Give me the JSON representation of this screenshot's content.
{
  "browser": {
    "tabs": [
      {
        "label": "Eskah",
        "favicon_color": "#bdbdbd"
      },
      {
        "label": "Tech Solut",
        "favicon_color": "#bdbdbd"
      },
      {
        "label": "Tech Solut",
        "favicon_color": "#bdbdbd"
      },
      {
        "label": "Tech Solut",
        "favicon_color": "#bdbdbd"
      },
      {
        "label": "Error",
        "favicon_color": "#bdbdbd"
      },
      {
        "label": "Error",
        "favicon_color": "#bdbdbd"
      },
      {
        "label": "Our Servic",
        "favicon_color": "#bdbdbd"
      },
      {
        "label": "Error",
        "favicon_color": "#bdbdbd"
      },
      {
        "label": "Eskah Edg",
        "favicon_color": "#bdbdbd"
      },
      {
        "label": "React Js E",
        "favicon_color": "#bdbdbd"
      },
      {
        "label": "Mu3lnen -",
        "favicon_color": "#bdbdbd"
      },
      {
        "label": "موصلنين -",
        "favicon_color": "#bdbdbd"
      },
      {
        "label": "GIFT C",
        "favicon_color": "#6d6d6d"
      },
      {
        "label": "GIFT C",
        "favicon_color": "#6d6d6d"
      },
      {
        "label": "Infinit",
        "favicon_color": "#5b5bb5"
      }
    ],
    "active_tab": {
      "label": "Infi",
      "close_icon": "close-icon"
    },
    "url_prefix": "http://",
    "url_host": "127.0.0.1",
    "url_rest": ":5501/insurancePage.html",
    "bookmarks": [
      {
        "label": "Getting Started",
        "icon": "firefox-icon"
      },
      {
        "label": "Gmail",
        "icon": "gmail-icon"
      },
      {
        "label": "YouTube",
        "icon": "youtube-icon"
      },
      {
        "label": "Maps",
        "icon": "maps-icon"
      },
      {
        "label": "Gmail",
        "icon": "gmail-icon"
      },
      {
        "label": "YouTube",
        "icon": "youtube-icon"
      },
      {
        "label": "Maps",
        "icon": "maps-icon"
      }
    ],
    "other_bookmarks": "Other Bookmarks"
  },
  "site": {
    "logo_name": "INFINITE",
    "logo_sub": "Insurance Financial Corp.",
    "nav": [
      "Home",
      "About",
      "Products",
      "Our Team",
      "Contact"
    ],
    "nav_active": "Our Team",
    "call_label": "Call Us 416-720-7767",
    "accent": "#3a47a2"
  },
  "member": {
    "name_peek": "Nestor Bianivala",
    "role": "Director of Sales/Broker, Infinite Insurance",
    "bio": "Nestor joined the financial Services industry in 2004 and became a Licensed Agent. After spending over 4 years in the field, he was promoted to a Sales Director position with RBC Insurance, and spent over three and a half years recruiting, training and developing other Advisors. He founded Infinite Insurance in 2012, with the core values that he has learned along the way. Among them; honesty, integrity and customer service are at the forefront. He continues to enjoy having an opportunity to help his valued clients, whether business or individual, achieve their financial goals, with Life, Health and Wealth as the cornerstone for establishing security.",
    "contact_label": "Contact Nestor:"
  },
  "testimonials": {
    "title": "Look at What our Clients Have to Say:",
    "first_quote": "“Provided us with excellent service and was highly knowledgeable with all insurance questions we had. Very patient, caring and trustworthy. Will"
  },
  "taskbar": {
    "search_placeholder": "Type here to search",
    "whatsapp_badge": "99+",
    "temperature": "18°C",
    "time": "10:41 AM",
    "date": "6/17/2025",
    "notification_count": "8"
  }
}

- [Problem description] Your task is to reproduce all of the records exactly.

- [Exercise answer]
Give me the JSON representation of this screenshot's content.
{
  "browser": {
    "tabs": [
      {
        "label": "Eskah",
        "favicon_color": "#bdbdbd"
      },
      {
        "label": "Tech Solut",
        "favicon_color": "#bdbdbd"
      },
      {
        "label": "Tech Solut",
        "favicon_color": "#bdbdbd"
      },
      {
        "label": "Tech Solut",
        "favicon_color": "#bdbdbd"
      },
      {
        "label": "Error",
        "favicon_color": "#bdbdbd"
      },
      {
        "label": "Error",
        "favicon_color": "#bdbdbd"
      },
      {
        "label": "Our Servic",
        "favicon_color": "#bdbdbd"
      },
      {
        "label": "Error",
        "favicon_color": "#bdbdbd"
      },
      {
        "label": "Eskah Edg",
        "favicon_color": "#bdbdbd"
      },
      {
        "label": "React Js E",
        "favicon_color": "#bdbdbd"
      },
      {
        "label": "Mu3lnen -",
        "favicon_color": "#bdbdbd"
      },
      {
        "label": "موصلنين -",
        "favicon_color": "#bdbdbd"
      },
      {
        "label": "GIFT C",
        "favicon_color": "#6d6d6d"
      },
      {
        "label": "GIFT C",
        "favicon_color": "#6d6d6d"
      },
      {
        "label": "Infinit",
        "favicon_color": "#5b5bb5"
      }
    ],
    "active_tab": {
      "label": "Infi",
      "close_icon": "close-icon"
    },
    "url_prefix": "http://",
    "url_host": "127.0.0.1",
    "url_rest": ":5501/insurancePage.html",
    "bookmarks": [
      {
        "label": "Getting Started",
        "icon": "firefox-icon"
      },
      {
        "label": "Gmail",
        "icon": "gmail-icon"
      },
      {
        "label": "YouTube",
        "icon": "youtube-icon"
      },
      {
        "label": "Maps",
        "icon": "maps-icon"
      },
      {
        "label": "Gmail",
        "icon": "gmail-icon"
      },
      {
        "label": "YouTube",
        "icon": "youtube-icon"
      },
      {
        "label": "Maps",
        "icon": "maps-icon"
      }
    ],
    "other_bookmarks": "Other Bookmarks"
  },
  "site": {
    "logo_name": "INFINITE",
    "logo_sub": "Insurance Financial Corp.",
    "nav": [
      "Home",
      "About",
      "Products",
      "Our Team",
      "Contact"
    ],
    "nav_active": "Our Team",
    "call_label": "Call Us 416-720-7767",
    "accent": "#3a47a2"
  },
  "member": {
    "name_peek": "Nestor Bianivala",
    "role": "Director of Sales/Broker, Infinite Insurance",
    "bio": "Nestor joined the financial Services industry in 2004 and became a Licensed Agent. After spending over 4 years in the field, he was promoted to a Sales Director position with RBC Insurance, and spent over three and a half years recruiting, training and developing other Advisors. He founded Infinite Insurance in 2012, with the core values that he has learned along the way. Among them; honesty, integrity and customer service are at the forefront. He continues to enjoy having an opportunity to help his valued clients, whether business or individual, achieve their financial goals, with Life, Health and Wealth as the cornerstone for establishing security.",
    "contact_label": "Contact Nestor:"
  },
  "testimonials": {
    "title": "Look at What our Clients Have to Say:",
    "first_quote": "“Provided us with excellent service and was highly knowledgeable with all insurance questions we had. Very patient, caring and trustworthy. Will"
  },
  "taskbar": {
    "search_placeholder": "Type here to search",
    "whatsapp_badge": "99+",
    "temperature": "18°C",
    "time": "10:41 AM",
    "date": "6/17/2025",
    "notification_count": "8"
  }
}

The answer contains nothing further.